What is expected » Would you return the records below character for character, without any images?
(The data begins)
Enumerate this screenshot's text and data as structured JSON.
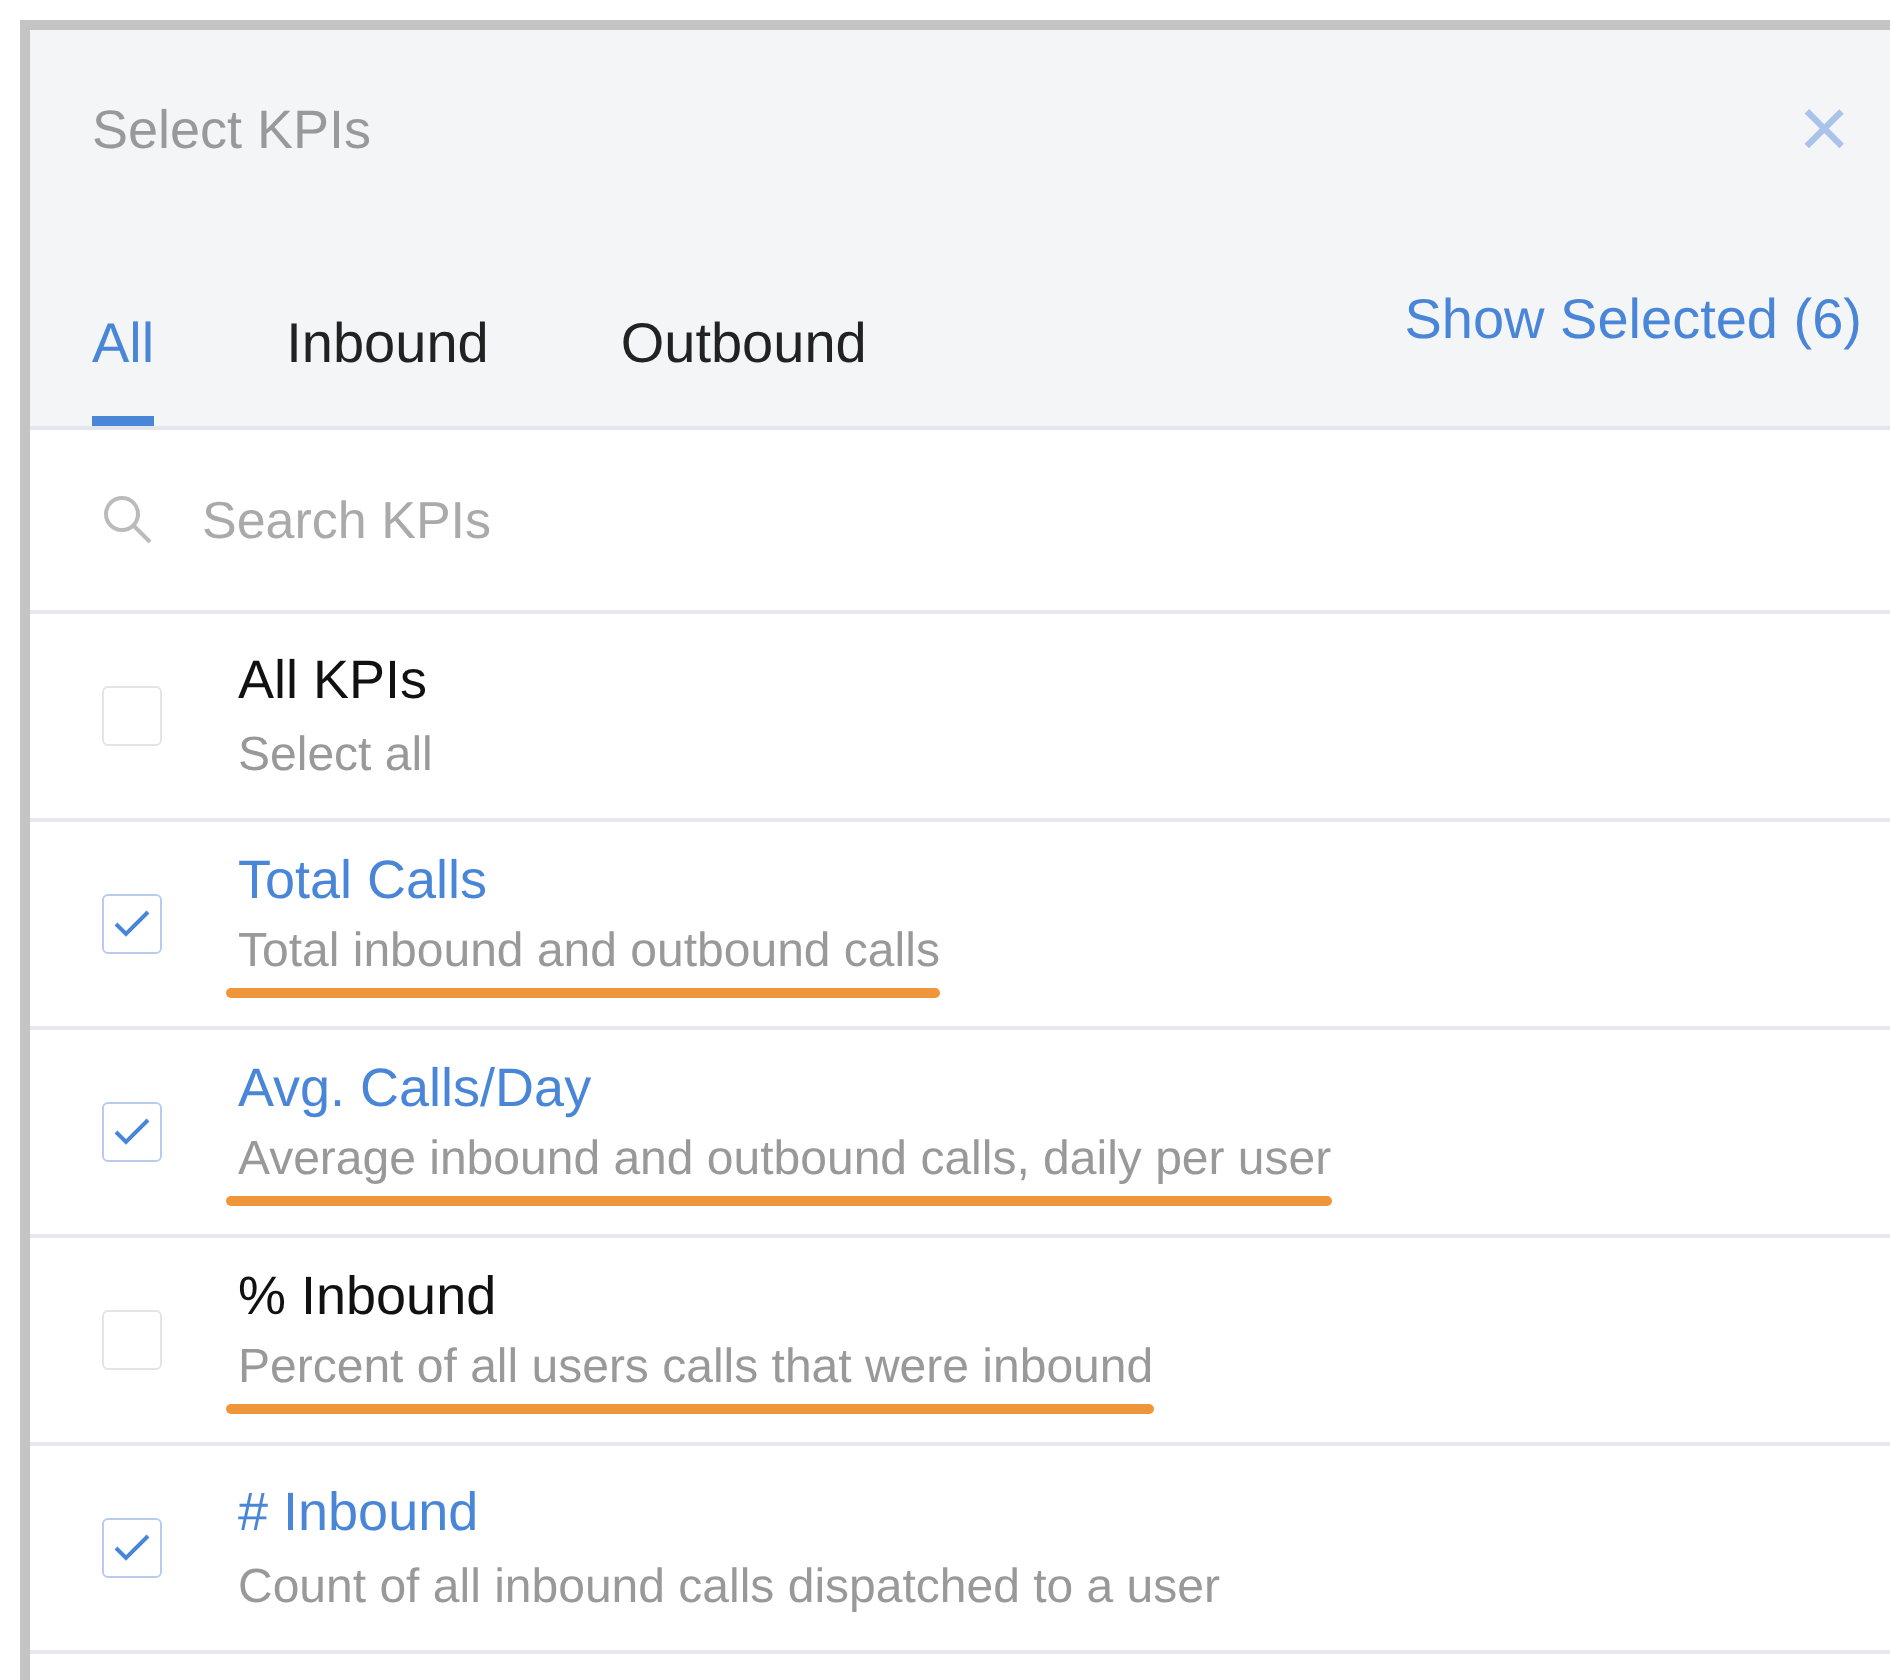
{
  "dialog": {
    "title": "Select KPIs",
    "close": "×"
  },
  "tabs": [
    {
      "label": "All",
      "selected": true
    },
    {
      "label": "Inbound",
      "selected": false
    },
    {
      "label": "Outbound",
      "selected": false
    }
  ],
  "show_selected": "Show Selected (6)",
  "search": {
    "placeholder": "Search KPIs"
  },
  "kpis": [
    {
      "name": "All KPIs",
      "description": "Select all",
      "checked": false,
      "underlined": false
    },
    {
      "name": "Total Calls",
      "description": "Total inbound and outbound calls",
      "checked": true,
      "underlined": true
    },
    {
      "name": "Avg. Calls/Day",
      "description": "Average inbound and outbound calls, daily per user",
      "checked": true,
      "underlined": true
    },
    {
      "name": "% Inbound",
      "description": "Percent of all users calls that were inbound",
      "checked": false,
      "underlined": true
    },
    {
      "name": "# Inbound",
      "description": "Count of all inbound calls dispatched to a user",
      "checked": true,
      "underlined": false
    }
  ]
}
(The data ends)
The completed task »
Enumerate this screenshot's text and data as structured JSON.
{
  "dialog": {
    "title": "Select KPIs",
    "close": "×"
  },
  "tabs": [
    {
      "label": "All",
      "selected": true
    },
    {
      "label": "Inbound",
      "selected": false
    },
    {
      "label": "Outbound",
      "selected": false
    }
  ],
  "show_selected": "Show Selected (6)",
  "search": {
    "placeholder": "Search KPIs"
  },
  "kpis": [
    {
      "name": "All KPIs",
      "description": "Select all",
      "checked": false,
      "underlined": false
    },
    {
      "name": "Total Calls",
      "description": "Total inbound and outbound calls",
      "checked": true,
      "underlined": true
    },
    {
      "name": "Avg. Calls/Day",
      "description": "Average inbound and outbound calls, daily per user",
      "checked": true,
      "underlined": true
    },
    {
      "name": "% Inbound",
      "description": "Percent of all users calls that were inbound",
      "checked": false,
      "underlined": true
    },
    {
      "name": "# Inbound",
      "description": "Count of all inbound calls dispatched to a user",
      "checked": true,
      "underlined": false
    }
  ]
}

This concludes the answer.